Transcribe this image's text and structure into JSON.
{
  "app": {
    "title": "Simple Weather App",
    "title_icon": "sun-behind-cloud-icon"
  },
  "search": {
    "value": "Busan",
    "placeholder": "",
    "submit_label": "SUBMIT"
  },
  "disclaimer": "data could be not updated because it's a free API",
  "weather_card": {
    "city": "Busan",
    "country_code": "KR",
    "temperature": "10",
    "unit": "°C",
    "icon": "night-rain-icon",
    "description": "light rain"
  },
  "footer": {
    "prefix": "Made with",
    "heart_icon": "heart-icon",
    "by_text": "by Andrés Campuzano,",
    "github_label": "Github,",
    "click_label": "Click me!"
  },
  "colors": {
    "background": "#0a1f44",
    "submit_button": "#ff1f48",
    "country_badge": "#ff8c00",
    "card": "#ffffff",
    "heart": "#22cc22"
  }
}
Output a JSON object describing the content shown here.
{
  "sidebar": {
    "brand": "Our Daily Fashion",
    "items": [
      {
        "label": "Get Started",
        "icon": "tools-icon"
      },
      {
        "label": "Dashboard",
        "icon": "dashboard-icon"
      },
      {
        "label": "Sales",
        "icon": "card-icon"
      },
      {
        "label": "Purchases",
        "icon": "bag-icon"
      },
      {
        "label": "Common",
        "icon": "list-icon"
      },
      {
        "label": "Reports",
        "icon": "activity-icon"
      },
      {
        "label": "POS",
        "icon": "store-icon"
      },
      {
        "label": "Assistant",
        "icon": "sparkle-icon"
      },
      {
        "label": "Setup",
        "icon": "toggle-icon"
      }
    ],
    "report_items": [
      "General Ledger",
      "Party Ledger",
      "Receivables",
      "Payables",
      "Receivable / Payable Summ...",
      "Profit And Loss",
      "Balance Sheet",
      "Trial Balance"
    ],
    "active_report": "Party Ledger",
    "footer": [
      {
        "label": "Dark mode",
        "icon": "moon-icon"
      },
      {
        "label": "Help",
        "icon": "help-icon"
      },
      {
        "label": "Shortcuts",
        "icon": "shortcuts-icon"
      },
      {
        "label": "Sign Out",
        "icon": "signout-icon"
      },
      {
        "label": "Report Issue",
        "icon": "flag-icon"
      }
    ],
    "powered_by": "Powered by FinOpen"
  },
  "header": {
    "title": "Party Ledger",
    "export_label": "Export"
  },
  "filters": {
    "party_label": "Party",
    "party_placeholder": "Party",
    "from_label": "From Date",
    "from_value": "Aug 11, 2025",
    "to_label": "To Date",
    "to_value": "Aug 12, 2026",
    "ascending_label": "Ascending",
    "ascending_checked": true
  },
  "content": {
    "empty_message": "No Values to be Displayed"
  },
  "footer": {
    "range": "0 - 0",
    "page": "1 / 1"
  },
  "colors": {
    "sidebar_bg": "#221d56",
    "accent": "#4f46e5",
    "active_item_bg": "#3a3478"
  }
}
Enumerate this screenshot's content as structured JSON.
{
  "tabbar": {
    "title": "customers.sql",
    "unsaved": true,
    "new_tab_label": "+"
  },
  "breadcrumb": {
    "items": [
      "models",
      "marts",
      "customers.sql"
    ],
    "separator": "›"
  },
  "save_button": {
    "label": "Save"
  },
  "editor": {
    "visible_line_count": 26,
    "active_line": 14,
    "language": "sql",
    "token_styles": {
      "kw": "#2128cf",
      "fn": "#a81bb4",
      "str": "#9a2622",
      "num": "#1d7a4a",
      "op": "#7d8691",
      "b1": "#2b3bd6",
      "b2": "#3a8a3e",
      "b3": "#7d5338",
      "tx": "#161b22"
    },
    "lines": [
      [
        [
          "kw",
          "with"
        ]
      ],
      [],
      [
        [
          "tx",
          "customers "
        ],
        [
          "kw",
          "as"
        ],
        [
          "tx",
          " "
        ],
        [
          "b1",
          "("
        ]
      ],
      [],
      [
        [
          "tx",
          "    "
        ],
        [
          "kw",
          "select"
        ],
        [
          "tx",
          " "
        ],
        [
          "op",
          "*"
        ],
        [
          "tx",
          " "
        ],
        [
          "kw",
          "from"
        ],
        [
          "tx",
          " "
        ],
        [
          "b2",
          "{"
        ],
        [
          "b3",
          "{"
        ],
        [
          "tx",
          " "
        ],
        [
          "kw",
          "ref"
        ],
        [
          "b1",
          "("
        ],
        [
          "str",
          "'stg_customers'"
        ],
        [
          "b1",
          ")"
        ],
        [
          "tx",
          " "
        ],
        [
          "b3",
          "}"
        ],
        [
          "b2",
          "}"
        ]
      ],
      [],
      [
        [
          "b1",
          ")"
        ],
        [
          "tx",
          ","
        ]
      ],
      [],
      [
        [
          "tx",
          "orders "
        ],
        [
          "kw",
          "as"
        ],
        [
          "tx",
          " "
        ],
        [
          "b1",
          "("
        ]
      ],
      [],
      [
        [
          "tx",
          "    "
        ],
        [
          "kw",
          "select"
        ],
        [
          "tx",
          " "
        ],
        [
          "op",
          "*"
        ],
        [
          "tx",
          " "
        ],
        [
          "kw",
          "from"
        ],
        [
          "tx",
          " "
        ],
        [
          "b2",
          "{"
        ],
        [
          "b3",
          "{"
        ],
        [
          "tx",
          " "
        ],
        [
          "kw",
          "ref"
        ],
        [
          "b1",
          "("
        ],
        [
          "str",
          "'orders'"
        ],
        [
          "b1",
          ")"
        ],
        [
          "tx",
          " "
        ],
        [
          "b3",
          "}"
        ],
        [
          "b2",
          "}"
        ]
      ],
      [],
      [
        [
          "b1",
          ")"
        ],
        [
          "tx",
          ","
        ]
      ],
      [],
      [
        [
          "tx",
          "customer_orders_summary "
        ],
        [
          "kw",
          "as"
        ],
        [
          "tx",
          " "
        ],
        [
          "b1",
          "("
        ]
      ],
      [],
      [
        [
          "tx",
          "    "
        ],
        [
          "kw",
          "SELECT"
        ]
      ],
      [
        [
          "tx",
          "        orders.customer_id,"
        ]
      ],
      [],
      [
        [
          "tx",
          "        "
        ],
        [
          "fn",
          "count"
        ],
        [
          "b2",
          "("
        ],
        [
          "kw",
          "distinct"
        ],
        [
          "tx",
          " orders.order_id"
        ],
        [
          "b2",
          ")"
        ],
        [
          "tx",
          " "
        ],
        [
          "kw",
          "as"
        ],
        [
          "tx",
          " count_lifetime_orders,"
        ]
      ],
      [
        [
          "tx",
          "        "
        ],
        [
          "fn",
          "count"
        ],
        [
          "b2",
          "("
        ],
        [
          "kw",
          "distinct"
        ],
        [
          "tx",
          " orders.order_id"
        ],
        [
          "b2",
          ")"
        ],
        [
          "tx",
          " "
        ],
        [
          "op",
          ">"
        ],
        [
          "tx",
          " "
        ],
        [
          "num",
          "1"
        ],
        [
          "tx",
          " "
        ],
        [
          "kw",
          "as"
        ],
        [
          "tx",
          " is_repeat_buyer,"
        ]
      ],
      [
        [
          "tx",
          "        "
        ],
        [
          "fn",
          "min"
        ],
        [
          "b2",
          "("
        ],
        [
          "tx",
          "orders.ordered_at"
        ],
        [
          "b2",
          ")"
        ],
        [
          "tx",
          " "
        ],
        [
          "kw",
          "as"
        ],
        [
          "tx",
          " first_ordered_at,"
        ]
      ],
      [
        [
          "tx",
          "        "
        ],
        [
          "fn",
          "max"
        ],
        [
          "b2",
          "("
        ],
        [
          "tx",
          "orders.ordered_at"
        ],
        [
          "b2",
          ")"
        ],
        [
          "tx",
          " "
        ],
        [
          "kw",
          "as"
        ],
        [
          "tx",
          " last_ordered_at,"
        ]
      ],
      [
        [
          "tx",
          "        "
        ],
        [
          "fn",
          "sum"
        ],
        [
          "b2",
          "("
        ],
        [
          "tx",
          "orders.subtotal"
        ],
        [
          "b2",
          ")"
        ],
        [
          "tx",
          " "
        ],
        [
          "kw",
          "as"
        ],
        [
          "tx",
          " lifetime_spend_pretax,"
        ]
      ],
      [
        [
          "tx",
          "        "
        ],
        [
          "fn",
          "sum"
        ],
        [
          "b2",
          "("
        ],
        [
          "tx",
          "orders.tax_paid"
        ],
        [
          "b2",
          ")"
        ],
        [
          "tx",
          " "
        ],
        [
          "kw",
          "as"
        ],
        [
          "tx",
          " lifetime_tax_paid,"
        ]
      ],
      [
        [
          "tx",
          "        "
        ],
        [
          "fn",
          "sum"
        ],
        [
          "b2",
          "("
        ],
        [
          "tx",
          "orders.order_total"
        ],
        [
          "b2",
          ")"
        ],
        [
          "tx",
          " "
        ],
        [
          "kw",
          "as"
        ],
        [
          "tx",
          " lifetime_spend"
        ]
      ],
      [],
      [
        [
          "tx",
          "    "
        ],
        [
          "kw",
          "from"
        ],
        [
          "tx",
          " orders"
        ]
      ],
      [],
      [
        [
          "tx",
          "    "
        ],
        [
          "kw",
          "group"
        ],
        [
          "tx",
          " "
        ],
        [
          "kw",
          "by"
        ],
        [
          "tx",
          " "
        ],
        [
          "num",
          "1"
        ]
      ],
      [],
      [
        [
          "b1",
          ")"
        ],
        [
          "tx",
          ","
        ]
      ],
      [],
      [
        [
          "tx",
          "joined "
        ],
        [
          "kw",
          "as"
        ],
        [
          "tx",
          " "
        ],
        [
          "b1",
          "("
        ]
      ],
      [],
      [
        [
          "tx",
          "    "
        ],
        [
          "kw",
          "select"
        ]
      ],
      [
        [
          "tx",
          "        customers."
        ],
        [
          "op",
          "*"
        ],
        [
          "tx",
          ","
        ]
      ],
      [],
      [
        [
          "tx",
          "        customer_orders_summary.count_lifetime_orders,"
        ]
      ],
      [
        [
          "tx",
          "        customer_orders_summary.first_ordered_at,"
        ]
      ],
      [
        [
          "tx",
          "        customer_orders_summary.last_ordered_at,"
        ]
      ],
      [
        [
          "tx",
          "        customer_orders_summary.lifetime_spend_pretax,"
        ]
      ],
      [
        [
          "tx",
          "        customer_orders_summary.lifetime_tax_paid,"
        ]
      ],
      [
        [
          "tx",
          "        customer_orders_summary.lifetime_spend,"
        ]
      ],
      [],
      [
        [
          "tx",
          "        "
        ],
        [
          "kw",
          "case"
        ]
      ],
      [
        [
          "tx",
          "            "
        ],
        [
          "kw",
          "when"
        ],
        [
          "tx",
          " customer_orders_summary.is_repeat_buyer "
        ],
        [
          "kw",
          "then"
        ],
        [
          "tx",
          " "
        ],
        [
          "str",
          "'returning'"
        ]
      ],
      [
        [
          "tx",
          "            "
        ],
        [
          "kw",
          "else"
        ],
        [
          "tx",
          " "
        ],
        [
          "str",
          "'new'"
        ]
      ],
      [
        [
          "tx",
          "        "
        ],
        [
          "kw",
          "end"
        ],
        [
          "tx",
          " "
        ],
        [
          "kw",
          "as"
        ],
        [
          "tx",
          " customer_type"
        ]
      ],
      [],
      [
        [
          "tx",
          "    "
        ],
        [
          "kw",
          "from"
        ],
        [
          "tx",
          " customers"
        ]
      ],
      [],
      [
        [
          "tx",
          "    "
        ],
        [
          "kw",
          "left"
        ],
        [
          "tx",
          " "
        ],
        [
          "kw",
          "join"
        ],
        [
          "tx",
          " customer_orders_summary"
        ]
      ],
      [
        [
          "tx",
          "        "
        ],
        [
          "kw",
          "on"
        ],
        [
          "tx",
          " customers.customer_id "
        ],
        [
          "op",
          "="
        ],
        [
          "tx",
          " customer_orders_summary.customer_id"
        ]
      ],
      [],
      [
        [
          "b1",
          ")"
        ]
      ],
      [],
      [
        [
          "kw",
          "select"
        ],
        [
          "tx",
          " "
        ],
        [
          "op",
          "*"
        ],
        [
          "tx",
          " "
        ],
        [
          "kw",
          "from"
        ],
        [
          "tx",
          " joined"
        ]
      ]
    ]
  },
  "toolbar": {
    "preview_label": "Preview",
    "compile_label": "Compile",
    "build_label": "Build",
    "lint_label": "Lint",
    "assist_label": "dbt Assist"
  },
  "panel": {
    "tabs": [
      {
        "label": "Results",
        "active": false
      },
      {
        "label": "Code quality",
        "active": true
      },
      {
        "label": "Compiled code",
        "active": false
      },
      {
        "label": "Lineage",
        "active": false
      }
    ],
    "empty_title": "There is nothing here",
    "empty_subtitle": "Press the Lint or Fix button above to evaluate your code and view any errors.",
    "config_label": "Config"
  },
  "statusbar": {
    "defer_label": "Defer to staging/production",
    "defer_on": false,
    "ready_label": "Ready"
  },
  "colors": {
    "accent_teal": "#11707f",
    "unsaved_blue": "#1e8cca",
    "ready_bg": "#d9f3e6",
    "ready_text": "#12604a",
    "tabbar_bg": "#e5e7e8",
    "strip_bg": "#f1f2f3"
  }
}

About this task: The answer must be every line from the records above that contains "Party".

Exercise solution:
      "Party Ledger",
    "active_report": "Party Ledger",
    "title": "Party Ledger",
    "party_label": "Party",
    "party_placeholder": "Party",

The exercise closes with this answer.